Tait's Edinburgh Magazine was a monthly periodical founded in 1832. It was an important venue for liberal political views, as well as contemporary cultural and literary developments, in early-to-mid-nineteenth century Britain.
The magazine was founded by William Tait (1792–1864), the son of a builder and an inheritor of a large fortune. Tait was an "independent radical" in politics; he strongly favored the Whig party. 1832 was a time of great political ferment, with the first Reform Bill the dominant subject of discourse. Tait's periodical was intended as a "Radical riposte" to "the politically revanchist but culturally avant-garde Blackwood's Edinburgh Magazine." Tait's welcomed many new and unknown writers like Robert Nicoll, as well as established voices like James Henry Leigh Hunt, and figures of future fame like Harriet Martineau and John Stuart Mill.
From 1833 on, Tait's Magazine was a regular venue for the essays of Thomas De Quincey. De Quincey's series of biographical essays on the Lake Poets (later collected as Recollections of the Lake Poets) were featured in Tait's between 1834 and 1840. Tait published a range of other selections by De Quincey, including, somewhat surprisingly, "A Tory's Account of Toryism, Whiggism and Radicalism" (December 1835, January 1836). That article, however, was supplied with many sarcastic footnotes disagreeing with its points — "objecting foot-notes from the pen, presumably, of Tait himself."

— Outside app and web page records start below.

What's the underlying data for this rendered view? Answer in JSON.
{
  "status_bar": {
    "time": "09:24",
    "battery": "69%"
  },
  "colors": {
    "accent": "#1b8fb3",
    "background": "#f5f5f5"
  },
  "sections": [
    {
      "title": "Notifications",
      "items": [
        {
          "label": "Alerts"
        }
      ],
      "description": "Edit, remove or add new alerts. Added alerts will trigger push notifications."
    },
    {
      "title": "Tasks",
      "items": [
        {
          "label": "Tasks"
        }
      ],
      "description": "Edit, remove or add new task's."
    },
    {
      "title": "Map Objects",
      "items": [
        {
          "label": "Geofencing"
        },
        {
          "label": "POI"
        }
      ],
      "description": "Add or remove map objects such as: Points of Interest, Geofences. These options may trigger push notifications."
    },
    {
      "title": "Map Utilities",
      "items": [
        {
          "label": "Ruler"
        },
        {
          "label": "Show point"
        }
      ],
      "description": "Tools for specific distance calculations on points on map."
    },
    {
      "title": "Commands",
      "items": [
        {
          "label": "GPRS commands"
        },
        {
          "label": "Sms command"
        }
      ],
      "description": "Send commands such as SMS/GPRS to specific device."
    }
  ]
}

In 1834 Tait's Magazine was combined with Johnstone's Edinburgh Magazine, a liberal periodical started two years earlier by husband and wife John Johnstone and Christian Isobel Johnstone. She was an early feminist who wrote extensively for Tait's in the following years, becoming the magazine's "chief contributor and director" under William Tait himself. Christian Johnstone was "the first woman to serve as paid editor of a major Victorian periodical," to which she brought "fresh life and popularity." In the same year Alexander Bailey Richmond took the magazine's London agents to court, for reviewing a work calling Richmond a government spy: the defence was successful.
Christian Johnstone died in 1857; Tait's Magazine ceased publication in 1861.
- Alexis Easley, "Tait's Edinburgh Magazine in the 1830s: Dialogues on Gender, Class, and Reform," Victorian Periodicals Review, Vol. 38 No. 3 (Fall 2005), pp. 263-79.
- Ian Duncan, Scott's Shadow: The Novel in Romantic Edinburgh, Princeton, NJ, Princeton University Press, 2007; p. 21.
- Thomas De Quincey, Recollections of the Lakes and the Lake Poets, Edited with an Introduction by David Wright, New York, Penguin, 1970.
- Horace Ainsworth Eaton, Thomas De Quincey: A Biography, Oxford, Oxford University Press, 1936; New York, Octagon Press, 1972; p. 246.
- Duncan, p. 298.
- "Richmond, Alexander Bailey". Dictionary of National Biography. London: Smith, Elder & Co. 1885–1900.